Segment Start: RECORDS FOR THIS EXERCISE

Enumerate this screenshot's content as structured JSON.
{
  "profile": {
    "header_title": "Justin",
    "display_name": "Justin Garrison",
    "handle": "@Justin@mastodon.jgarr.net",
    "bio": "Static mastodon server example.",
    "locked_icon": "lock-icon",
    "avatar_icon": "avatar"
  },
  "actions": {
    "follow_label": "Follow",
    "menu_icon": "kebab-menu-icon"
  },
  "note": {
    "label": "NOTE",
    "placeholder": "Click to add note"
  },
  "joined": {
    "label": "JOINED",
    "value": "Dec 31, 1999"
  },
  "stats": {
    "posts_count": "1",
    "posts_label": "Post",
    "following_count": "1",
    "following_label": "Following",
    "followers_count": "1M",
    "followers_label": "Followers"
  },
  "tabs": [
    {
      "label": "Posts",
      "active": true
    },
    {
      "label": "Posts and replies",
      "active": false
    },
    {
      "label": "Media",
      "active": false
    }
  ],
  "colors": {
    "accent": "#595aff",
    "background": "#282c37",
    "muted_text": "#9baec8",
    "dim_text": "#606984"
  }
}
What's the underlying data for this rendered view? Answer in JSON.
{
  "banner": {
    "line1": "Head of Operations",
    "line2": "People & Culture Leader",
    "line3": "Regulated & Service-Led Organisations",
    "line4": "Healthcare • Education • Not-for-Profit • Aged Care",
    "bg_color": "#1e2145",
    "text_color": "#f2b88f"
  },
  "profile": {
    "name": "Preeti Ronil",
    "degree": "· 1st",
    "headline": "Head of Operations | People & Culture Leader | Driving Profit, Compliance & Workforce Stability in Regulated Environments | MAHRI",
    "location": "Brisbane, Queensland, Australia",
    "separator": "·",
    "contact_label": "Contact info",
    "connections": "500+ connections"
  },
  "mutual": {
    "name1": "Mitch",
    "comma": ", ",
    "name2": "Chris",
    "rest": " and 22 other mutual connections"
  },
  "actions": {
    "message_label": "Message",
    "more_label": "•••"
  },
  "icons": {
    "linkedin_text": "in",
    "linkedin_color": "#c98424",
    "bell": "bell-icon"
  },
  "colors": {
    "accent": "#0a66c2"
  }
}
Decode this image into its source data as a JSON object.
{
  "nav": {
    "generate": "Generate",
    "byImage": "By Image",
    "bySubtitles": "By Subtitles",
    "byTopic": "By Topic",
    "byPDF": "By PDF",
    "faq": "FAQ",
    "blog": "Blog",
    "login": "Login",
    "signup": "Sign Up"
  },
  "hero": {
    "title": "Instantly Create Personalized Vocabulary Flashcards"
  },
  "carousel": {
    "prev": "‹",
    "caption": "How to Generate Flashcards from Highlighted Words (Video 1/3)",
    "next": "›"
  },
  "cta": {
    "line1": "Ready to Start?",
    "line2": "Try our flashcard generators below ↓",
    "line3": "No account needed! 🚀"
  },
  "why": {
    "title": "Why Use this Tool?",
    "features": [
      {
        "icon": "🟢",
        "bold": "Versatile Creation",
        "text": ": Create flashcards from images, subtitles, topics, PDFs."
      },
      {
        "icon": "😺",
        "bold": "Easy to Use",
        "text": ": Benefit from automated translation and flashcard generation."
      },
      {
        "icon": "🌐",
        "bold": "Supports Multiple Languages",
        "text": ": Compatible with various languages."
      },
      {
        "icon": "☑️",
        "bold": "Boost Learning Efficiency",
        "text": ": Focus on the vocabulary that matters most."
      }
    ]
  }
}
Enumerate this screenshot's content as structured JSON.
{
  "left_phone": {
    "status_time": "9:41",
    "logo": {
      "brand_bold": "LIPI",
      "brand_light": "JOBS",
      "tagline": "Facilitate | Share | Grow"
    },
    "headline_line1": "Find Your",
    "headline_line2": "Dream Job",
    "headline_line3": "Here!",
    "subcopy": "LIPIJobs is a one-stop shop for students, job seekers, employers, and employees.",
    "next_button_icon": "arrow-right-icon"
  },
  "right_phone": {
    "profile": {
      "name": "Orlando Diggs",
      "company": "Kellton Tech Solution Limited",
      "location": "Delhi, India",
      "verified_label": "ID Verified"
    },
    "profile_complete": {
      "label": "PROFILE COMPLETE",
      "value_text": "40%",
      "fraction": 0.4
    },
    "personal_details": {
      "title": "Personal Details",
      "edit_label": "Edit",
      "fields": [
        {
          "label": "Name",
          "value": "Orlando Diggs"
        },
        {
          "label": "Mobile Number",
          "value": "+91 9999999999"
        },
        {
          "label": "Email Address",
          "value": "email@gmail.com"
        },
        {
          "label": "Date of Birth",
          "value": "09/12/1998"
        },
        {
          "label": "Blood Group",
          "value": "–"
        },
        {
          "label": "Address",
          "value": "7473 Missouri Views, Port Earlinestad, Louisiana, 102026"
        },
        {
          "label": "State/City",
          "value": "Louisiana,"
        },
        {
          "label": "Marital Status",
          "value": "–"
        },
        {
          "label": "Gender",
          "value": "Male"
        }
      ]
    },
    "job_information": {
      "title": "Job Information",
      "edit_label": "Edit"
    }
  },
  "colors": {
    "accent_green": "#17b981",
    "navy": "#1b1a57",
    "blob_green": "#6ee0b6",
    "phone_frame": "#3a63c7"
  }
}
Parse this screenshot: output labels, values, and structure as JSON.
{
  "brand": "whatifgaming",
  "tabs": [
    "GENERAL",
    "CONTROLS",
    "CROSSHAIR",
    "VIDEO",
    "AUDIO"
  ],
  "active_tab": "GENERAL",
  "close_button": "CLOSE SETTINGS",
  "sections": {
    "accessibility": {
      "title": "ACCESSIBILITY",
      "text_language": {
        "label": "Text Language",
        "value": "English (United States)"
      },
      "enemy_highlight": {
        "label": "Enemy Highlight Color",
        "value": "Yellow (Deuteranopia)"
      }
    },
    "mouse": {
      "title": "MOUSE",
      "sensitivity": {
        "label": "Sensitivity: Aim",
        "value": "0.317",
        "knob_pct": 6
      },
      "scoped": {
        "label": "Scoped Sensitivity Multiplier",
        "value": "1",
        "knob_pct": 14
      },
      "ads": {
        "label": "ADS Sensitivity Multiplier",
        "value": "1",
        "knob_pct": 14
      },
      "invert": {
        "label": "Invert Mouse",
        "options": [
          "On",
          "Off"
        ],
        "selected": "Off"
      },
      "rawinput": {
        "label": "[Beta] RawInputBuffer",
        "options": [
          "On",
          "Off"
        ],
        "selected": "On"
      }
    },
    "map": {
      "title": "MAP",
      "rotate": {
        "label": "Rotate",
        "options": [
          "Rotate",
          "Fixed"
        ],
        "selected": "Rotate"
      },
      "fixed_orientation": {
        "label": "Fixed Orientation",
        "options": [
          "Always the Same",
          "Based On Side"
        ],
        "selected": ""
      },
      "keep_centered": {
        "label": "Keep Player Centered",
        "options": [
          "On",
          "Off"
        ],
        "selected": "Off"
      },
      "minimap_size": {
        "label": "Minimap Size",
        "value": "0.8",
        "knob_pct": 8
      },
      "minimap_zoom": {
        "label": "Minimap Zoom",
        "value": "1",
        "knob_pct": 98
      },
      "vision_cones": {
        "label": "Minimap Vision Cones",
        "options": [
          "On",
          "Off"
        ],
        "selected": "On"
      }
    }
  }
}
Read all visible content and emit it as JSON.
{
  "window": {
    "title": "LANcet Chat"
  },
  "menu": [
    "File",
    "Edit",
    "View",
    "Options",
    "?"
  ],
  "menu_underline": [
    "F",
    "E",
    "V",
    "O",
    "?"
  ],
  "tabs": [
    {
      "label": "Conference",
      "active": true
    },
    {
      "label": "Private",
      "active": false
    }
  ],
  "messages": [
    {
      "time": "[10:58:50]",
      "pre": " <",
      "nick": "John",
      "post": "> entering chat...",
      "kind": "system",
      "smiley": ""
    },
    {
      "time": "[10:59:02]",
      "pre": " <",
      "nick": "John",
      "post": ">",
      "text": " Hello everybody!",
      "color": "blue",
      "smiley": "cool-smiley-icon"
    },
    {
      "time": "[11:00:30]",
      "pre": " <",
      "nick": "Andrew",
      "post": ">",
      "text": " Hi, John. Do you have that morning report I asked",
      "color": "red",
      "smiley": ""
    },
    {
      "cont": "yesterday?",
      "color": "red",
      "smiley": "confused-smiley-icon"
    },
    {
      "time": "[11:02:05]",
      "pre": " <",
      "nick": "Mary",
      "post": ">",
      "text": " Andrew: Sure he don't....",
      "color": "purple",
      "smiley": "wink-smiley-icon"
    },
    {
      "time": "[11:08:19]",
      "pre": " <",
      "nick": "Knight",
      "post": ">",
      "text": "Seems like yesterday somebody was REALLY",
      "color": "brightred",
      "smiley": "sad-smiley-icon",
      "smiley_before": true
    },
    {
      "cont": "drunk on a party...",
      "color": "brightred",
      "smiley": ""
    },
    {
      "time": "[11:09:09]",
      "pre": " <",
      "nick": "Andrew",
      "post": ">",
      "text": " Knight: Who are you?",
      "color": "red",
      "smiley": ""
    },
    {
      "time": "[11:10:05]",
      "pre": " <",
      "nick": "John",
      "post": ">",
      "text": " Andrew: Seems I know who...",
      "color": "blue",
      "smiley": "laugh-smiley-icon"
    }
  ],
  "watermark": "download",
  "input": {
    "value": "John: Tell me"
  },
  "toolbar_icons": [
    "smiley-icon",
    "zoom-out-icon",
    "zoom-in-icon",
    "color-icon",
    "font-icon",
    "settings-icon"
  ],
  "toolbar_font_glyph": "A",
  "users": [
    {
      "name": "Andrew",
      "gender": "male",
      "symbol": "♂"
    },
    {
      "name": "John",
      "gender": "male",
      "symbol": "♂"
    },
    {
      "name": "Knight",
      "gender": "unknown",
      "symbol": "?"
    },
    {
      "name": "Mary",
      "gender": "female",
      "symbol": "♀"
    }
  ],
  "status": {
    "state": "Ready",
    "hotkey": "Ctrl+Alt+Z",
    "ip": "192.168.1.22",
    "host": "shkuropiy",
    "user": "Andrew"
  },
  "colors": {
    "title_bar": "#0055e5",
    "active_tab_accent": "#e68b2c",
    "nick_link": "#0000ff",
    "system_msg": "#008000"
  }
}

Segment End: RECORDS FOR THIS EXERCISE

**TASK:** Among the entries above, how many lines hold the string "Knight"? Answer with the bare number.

**SOLUTION TO THIS PROBLEM:** 3